» **Work to complete**
Your task is to write out every line of the data exactly. Drop the pictures.

+++

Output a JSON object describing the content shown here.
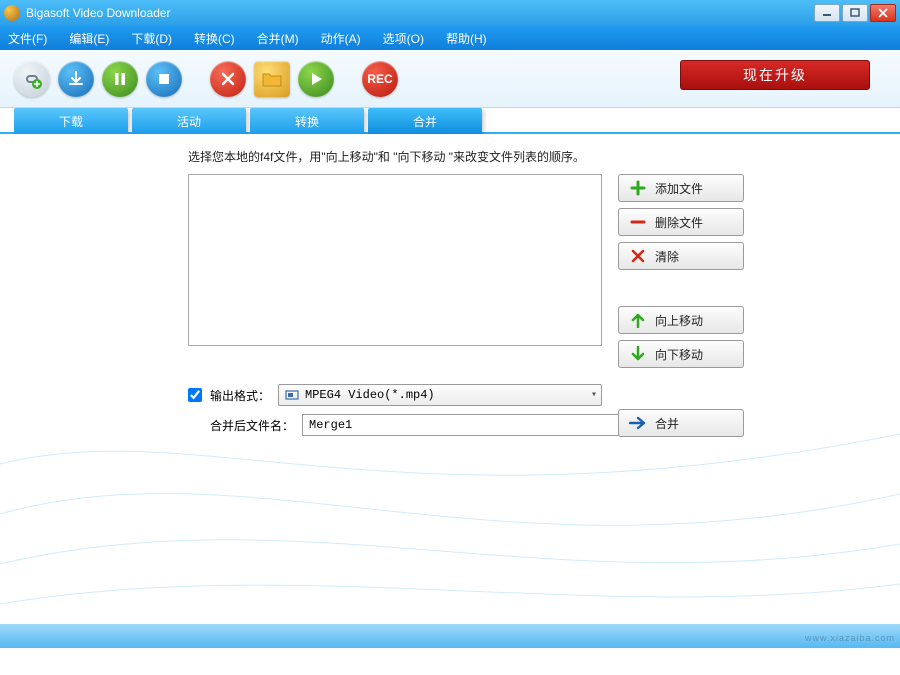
{
  "window": {
    "title": "Bigasoft Video Downloader"
  },
  "menu": {
    "file": "文件(F)",
    "edit": "编辑(E)",
    "download": "下载(D)",
    "convert": "转换(C)",
    "merge": "合并(M)",
    "action": "动作(A)",
    "options": "选项(O)",
    "help": "帮助(H)"
  },
  "toolbar": {
    "rec_label": "REC",
    "upgrade": "现在升级"
  },
  "tabs": {
    "download": "下载",
    "activity": "活动",
    "convert": "转换",
    "merge": "合并"
  },
  "merge_panel": {
    "instruction": "选择您本地的f4f文件，用\"向上移动\"和 \"向下移动 \"来改变文件列表的顺序。",
    "add_file": "添加文件",
    "delete_file": "删除文件",
    "clear": "清除",
    "move_up": "向上移动",
    "move_down": "向下移动",
    "output_format_label": "输出格式：",
    "output_format_value": "MPEG4 Video(*.mp4)",
    "merged_filename_label": "合并后文件名：",
    "merged_filename_value": "Merge1",
    "merge_button": "合并",
    "output_format_checked": true
  },
  "watermark": "www.xiazaiba.com"
}
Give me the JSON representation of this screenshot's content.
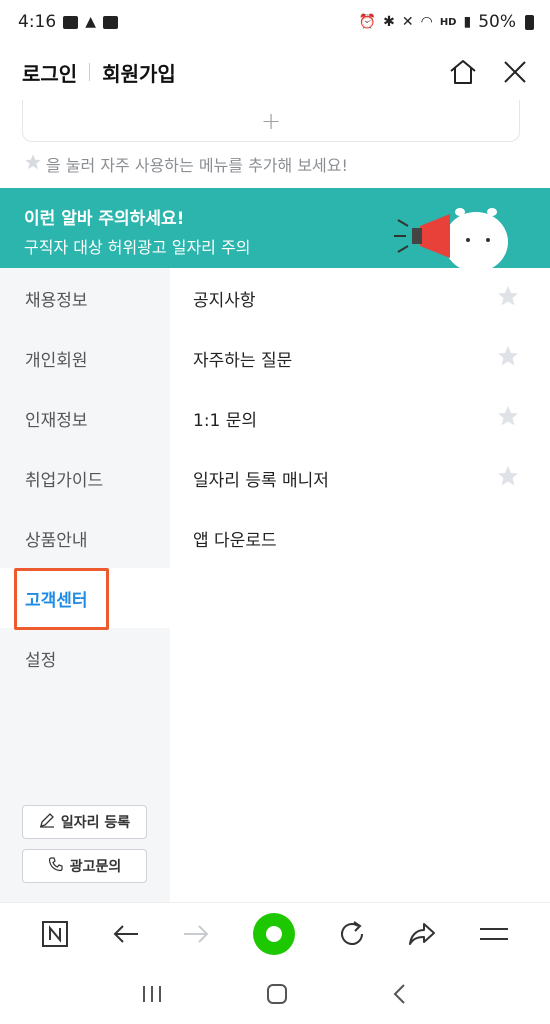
{
  "status": {
    "time": "4:16",
    "hd_label": "HD",
    "battery": "50%"
  },
  "header": {
    "login": "로그인",
    "signup": "회원가입"
  },
  "favorites": {
    "add_symbol": "+",
    "hint": "을 눌러 자주 사용하는 메뉴를 추가해 보세요!"
  },
  "banner": {
    "title": "이런 알바 주의하세요!",
    "subtitle": "구직자 대상 허위광고 일자리 주의"
  },
  "sidebar": {
    "items": [
      {
        "label": "채용정보"
      },
      {
        "label": "개인회원"
      },
      {
        "label": "인재정보"
      },
      {
        "label": "취업가이드"
      },
      {
        "label": "상품안내"
      },
      {
        "label": "고객센터"
      },
      {
        "label": "설정"
      }
    ],
    "active_index": 5,
    "job_post_button": "일자리 등록",
    "ad_inquiry_button": "광고문의"
  },
  "content": {
    "items": [
      {
        "label": "공지사항",
        "starred": false
      },
      {
        "label": "자주하는 질문",
        "starred": false
      },
      {
        "label": "1:1 문의",
        "starred": false
      },
      {
        "label": "일자리 등록 매니저",
        "starred": false
      },
      {
        "label": "앱 다운로드"
      }
    ]
  },
  "colors": {
    "accent": "#1e8ce6",
    "banner": "#2bb5ad",
    "highlight": "#ec5a2e",
    "naver_green": "#1ec800"
  }
}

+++

» **Answer**
Output a JSON object describing the content shown here.
{
  "window": {
    "title": "Bigasoft Video Downloader"
  },
  "menu": {
    "file": "文件(F)",
    "edit": "编辑(E)",
    "download": "下载(D)",
    "convert": "转换(C)",
    "merge": "合并(M)",
    "action": "动作(A)",
    "options": "选项(O)",
    "help": "帮助(H)"
  },
  "toolbar": {
    "rec_label": "REC",
    "upgrade": "现在升级"
  },
  "tabs": {
    "download": "下载",
    "activity": "活动",
    "convert": "转换",
    "merge": "合并"
  },
  "merge_panel": {
    "instruction": "选择您本地的f4f文件，用\"向上移动\"和 \"向下移动 \"来改变文件列表的顺序。",
    "add_file": "添加文件",
    "delete_file": "删除文件",
    "clear": "清除",
    "move_up": "向上移动",
    "move_down": "向下移动",
    "output_format_label": "输出格式：",
    "output_format_value": "MPEG4 Video(*.mp4)",
    "merged_filename_label": "合并后文件名：",
    "merged_filename_value": "Merge1",
    "merge_button": "合并",
    "output_format_checked": true
  },
  "watermark": "www.xiazaiba.com"
}
Give me the JSON representation of this screenshot's content.
{
  "status": {
    "time": "4:16",
    "hd_label": "HD",
    "battery": "50%"
  },
  "header": {
    "login": "로그인",
    "signup": "회원가입"
  },
  "favorites": {
    "add_symbol": "+",
    "hint": "을 눌러 자주 사용하는 메뉴를 추가해 보세요!"
  },
  "banner": {
    "title": "이런 알바 주의하세요!",
    "subtitle": "구직자 대상 허위광고 일자리 주의"
  },
  "sidebar": {
    "items": [
      {
        "label": "채용정보"
      },
      {
        "label": "개인회원"
      },
      {
        "label": "인재정보"
      },
      {
        "label": "취업가이드"
      },
      {
        "label": "상품안내"
      },
      {
        "label": "고객센터"
      },
      {
        "label": "설정"
      }
    ],
    "active_index": 5,
    "job_post_button": "일자리 등록",
    "ad_inquiry_button": "광고문의"
  },
  "content": {
    "items": [
      {
        "label": "공지사항",
        "starred": false
      },
      {
        "label": "자주하는 질문",
        "starred": false
      },
      {
        "label": "1:1 문의",
        "starred": false
      },
      {
        "label": "일자리 등록 매니저",
        "starred": false
      },
      {
        "label": "앱 다운로드"
      }
    ]
  },
  "colors": {
    "accent": "#1e8ce6",
    "banner": "#2bb5ad",
    "highlight": "#ec5a2e",
    "naver_green": "#1ec800"
  }
}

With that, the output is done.